Data excerpts:
※
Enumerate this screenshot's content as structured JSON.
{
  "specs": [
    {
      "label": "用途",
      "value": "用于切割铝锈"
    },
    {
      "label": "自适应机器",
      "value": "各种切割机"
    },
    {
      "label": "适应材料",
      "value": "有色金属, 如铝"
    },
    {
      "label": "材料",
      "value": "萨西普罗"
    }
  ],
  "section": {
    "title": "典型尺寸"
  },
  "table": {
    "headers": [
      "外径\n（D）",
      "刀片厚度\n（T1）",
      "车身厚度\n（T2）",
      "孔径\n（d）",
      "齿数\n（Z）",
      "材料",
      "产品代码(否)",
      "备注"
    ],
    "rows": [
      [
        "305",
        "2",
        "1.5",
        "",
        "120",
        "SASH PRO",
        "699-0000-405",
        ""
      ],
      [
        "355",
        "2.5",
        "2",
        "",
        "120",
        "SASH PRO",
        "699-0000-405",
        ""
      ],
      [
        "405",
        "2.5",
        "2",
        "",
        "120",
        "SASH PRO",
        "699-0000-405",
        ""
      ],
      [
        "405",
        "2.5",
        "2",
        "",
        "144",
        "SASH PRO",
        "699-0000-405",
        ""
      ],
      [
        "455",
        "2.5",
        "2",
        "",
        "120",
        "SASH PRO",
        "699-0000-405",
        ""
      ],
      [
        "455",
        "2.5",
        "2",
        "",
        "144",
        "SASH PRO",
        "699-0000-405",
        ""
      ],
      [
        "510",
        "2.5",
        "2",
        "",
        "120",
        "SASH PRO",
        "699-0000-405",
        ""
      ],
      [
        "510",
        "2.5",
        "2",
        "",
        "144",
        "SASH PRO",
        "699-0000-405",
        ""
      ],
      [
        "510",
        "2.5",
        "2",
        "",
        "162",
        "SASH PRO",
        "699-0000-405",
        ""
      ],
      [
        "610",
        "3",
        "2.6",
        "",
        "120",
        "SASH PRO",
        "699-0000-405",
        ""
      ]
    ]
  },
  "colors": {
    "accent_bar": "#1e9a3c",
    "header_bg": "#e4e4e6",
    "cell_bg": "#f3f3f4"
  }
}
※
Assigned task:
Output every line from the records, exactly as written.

Answer for the task:
Enumerate this screenshot's content as structured JSON.
{
  "specs": [
    {
      "label": "用途",
      "value": "用于切割铝锈"
    },
    {
      "label": "自适应机器",
      "value": "各种切割机"
    },
    {
      "label": "适应材料",
      "value": "有色金属, 如铝"
    },
    {
      "label": "材料",
      "value": "萨西普罗"
    }
  ],
  "section": {
    "title": "典型尺寸"
  },
  "table": {
    "headers": [
      "外径\n（D）",
      "刀片厚度\n（T1）",
      "车身厚度\n（T2）",
      "孔径\n（d）",
      "齿数\n（Z）",
      "材料",
      "产品代码(否)",
      "备注"
    ],
    "rows": [
      [
        "305",
        "2",
        "1.5",
        "",
        "120",
        "SASH PRO",
        "699-0000-405",
        ""
      ],
      [
        "355",
        "2.5",
        "2",
        "",
        "120",
        "SASH PRO",
        "699-0000-405",
        ""
      ],
      [
        "405",
        "2.5",
        "2",
        "",
        "120",
        "SASH PRO",
        "699-0000-405",
        ""
      ],
      [
        "405",
        "2.5",
        "2",
        "",
        "144",
        "SASH PRO",
        "699-0000-405",
        ""
      ],
      [
        "455",
        "2.5",
        "2",
        "",
        "120",
        "SASH PRO",
        "699-0000-405",
        ""
      ],
      [
        "455",
        "2.5",
        "2",
        "",
        "144",
        "SASH PRO",
        "699-0000-405",
        ""
      ],
      [
        "510",
        "2.5",
        "2",
        "",
        "120",
        "SASH PRO",
        "699-0000-405",
        ""
      ],
      [
        "510",
        "2.5",
        "2",
        "",
        "144",
        "SASH PRO",
        "699-0000-405",
        ""
      ],
      [
        "510",
        "2.5",
        "2",
        "",
        "162",
        "SASH PRO",
        "699-0000-405",
        ""
      ],
      [
        "610",
        "3",
        "2.6",
        "",
        "120",
        "SASH PRO",
        "699-0000-405",
        ""
      ]
    ]
  },
  "colors": {
    "accent_bar": "#1e9a3c",
    "header_bg": "#e4e4e6",
    "cell_bg": "#f3f3f4"
  }
}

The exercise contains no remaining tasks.